from the this-town-ain't-big-enough dept
Apparently JDPI, the company behind Jack Daniel's whiskey, has no trademark inhibitions. Through LexisNexis we learn that Mark Anthony International, another alcohol company, has filed a lawsuit (pdf and embedded below) seeking declaratory judgement that they can obtain and use the trademark "Cayman Jack", after JDPI disputed their trademark application and sent them a legal threat.
Quick, look at these two bottles:
How hurried and moronic would you have to be to get them mixed up? Yes, they both use the name "Jack". If a customer is drunk enough to confuse the world's best selling whiskey with a "margarita-flavored malt beverage", they are probably well past the point of distinguishing individual words, let alone of thinking, "Wow, this clearly Jack Daniels-endorsed luxury liquor certainly changes my opinion of that brand". If such a person does exist, they must get pretty confused sometimes, since as Mark Anthony points out in its filing, the liquor store has no shortage of Jacks:
The [trademark] application was examined by the United States Patent and Trademark Office ("USPTO") and found to be entitled to registration and published in the Official Gazette on March 9, 2010.
The fact that the USPTO believed CAYMAN JACK to be entitled to registration is wholly unsurprising given the prevalence of other "Jack" named drinks in the marketplace.
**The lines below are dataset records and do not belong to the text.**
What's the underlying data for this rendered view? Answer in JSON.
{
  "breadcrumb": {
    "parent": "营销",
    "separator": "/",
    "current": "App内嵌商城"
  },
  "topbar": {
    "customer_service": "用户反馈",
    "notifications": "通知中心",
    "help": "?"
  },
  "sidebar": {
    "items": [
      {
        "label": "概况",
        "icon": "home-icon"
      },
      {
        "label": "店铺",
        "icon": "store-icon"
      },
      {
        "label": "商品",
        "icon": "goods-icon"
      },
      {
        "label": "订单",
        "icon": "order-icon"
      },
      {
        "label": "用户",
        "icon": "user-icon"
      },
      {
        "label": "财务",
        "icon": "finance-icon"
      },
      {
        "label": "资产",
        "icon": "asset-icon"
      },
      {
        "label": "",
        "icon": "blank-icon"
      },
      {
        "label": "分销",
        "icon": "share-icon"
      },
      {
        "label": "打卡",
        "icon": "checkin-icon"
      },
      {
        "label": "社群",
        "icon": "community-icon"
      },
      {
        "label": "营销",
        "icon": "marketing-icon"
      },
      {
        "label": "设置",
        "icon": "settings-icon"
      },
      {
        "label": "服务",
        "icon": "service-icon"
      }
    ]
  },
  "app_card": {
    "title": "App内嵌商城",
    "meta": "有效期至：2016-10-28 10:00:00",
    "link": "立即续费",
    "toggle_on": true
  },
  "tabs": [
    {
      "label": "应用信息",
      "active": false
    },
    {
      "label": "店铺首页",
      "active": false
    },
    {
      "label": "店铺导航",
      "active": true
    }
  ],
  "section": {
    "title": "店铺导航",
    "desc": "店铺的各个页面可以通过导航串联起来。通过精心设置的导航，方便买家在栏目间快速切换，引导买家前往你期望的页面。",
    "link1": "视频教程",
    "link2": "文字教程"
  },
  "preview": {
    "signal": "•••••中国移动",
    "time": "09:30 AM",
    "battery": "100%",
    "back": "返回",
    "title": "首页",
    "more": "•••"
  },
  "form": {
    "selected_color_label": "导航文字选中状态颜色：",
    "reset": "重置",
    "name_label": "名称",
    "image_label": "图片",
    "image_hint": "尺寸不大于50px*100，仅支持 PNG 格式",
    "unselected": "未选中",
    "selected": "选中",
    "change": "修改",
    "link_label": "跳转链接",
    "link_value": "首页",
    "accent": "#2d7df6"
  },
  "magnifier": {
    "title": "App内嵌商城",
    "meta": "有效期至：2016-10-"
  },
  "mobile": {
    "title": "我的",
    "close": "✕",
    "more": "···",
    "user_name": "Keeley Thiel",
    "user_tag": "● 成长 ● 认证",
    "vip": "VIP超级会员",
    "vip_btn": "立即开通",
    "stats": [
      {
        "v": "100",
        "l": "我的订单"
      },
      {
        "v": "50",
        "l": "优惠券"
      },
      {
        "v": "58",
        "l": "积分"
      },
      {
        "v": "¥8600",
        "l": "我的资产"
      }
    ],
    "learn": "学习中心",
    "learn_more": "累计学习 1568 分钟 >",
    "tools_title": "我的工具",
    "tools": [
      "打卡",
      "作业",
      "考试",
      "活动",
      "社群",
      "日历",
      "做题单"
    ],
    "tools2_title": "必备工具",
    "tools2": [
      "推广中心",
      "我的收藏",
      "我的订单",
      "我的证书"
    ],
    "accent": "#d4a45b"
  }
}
The JACK DANIEL'S mark already coexists with other "Jack" named alcoholic beverages, including PANAMA JACK and CALICO JACK for rums; CACTUS JACK for tequila; PAPA JAC for alcoholic cocktails; YUKON JACK for liqueur; SCRUMPY JACK for cider; DEADEYE JACK, THIRSTY JACK, BLACK JACK STOUT, JACK RABBIT PALE ALE and JACK'S PUMPKIN SPICE ALE for malt beverages; HONEYJACK for mead and hydromel; and BLACKJACK PASTURE, JUMPIN JACK and BLACKJACK WINES for wines.
The lawsuit gets into a lot more detail, showing how the products are marketed in different ways to entirely different audiences, and walking through the entire brand development process for Cayman Jack to demonstrate that it had nothing to do with Jack Daniels. Hopefully the court sees that there's no chance of confusion here and grants them their declaratory judgement—but as we've seen in similar cases, some judges prefer to feed the ownership culture by granting companies total control over simple symbols and words.